▶ **ENTRIES PROVIDED**

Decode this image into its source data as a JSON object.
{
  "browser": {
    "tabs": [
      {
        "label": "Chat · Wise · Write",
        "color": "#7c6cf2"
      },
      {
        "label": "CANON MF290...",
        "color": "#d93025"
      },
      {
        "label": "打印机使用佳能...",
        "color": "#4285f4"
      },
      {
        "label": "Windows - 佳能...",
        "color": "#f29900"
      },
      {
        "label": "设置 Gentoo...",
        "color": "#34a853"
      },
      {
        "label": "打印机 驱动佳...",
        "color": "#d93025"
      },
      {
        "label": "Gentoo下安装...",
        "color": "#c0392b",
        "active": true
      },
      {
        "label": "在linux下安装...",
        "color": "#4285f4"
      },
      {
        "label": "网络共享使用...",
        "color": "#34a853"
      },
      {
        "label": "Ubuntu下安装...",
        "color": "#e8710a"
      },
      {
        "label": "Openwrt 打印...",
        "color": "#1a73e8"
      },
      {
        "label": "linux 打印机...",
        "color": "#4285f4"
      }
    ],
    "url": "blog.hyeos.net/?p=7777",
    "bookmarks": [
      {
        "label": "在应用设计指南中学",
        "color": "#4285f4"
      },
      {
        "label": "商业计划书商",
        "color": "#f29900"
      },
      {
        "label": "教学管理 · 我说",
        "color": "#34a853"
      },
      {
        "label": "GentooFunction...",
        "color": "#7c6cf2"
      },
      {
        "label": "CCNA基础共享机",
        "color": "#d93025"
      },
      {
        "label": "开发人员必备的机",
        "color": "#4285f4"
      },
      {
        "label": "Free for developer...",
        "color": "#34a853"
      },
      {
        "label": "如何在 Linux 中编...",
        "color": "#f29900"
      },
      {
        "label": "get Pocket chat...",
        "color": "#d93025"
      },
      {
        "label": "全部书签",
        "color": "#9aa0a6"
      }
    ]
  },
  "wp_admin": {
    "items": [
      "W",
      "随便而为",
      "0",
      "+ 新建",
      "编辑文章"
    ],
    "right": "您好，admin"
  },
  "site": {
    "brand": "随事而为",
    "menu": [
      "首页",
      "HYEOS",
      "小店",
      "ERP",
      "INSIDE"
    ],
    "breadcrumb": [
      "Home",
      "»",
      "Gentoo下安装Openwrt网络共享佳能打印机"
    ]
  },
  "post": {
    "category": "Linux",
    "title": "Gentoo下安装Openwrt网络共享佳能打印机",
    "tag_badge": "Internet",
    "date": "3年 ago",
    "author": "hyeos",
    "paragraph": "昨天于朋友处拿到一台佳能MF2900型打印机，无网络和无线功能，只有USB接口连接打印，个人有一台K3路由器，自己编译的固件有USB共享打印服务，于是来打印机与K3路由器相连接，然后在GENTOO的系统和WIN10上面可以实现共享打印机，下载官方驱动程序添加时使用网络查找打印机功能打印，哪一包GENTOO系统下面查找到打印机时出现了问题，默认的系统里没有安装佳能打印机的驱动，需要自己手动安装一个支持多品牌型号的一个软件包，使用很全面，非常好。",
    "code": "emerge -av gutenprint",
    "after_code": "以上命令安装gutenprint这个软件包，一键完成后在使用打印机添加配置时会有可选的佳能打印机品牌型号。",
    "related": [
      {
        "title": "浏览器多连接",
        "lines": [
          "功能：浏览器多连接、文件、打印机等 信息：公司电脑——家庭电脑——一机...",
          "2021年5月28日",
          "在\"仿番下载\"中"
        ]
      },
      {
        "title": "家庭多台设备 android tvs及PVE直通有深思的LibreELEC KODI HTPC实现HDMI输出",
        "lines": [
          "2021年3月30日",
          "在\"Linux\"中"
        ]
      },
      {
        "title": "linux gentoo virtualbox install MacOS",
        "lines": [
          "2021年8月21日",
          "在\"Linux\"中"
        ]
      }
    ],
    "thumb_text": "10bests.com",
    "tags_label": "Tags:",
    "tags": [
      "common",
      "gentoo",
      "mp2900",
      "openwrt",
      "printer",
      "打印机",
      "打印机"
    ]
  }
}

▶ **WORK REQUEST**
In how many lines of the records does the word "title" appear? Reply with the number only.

▶ **TASK RESULT**
4